About the diversion to Craster, my daughter decided she hadn’t been to Dunstanburgh castle for a while. I assumed wrongly this meant she’d been, well ever. Wrong. Now at this point I’d been to the gym and driven around 80 miles, I wanted lunch. “Let’s have lunch at a pub” I say, “no” says Charlotte “we’ll go to a cafe at the castle”. Which turned out to be a mile and half from the car park. Normally, not a problem, with broken toes I was slow. Really slow. Anyway we finally get there. No cafe, just a shop, filled with chocolate and sweets. Wonderful. My lunch consisted of a packet of crisps and a bottle of water, until I arrived home much later.

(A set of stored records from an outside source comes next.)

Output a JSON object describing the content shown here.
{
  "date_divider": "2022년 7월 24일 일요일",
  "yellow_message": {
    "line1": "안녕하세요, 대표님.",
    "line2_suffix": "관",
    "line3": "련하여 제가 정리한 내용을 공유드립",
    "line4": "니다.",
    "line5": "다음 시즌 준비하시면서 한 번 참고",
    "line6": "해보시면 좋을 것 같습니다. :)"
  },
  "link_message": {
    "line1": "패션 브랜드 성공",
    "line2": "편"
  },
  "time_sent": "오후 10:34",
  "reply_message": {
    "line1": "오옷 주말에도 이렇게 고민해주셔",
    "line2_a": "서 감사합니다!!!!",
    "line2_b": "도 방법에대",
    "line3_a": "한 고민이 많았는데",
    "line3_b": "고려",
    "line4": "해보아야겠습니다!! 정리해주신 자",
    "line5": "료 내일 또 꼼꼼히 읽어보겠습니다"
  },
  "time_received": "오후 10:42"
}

Thankfully I didn’t eat my daughter or the dog. It did after a few easy days remind me how tricky being sugar free can actually be. It’s not all banana ice cream and cinamon! Gorgeous views though.

Today’s food in words and pictures (yes I remembered to take photos today!)

Breakfast

Oats, cinnamon, small apple a few grapes

Lunch

Crisps

Later lunch

Roasted cauliflower slices, fine green beans, feta, olive oil and black pepper.

Dinner

Strawberries, apple, raspberries, satsuma, kiwi and cacao nibs in a fruit salad with creme Fraiche.

Snacks

Dark chocolate

Total sugars

Day 22 – slight mishap and a trip to Bamburgh

It was actually a really lovely day today. After house stuff I spent a little time at gym on the air bike. Exercise always, always clears my mind. Of course I’m limited with broken toes, but my over sized Primark trainers allowed me to get on the bike.

After lunch I took my daughter to Bamburgh which is a pretty little village a short drive away. It has quite an impressive castle, but pretty much everywhere here has a castle! It’s not something Northumberland is short on.

Jasper particularly enjoyed killing the seaweed. It’s one of his favourite pursuits at beaches.

There was a slight mistake with a cappuccino I ordered. It came with sugared chocolate, I had asked for cinamon. Now in some circumstances I would have said something, but the lad who served me had been told off 3 times just while I was waiting and with a queue forming behind me I thought I’m not making a fuss. So I scrapped it off as best I could.

This is me looking impressed

I so, so, so wanted a gin. Warm days and gin. Argh.

Today’s food and total sugars

Breakfast

Eggs and corn crackers

Lunch

Roasted chickpea and olive salad

Dinner

Banana and cherry ice cream with cacao nibs (made with just frozen fruit blended)

Snacks

Seeds, nakd bar

Exercise- air bike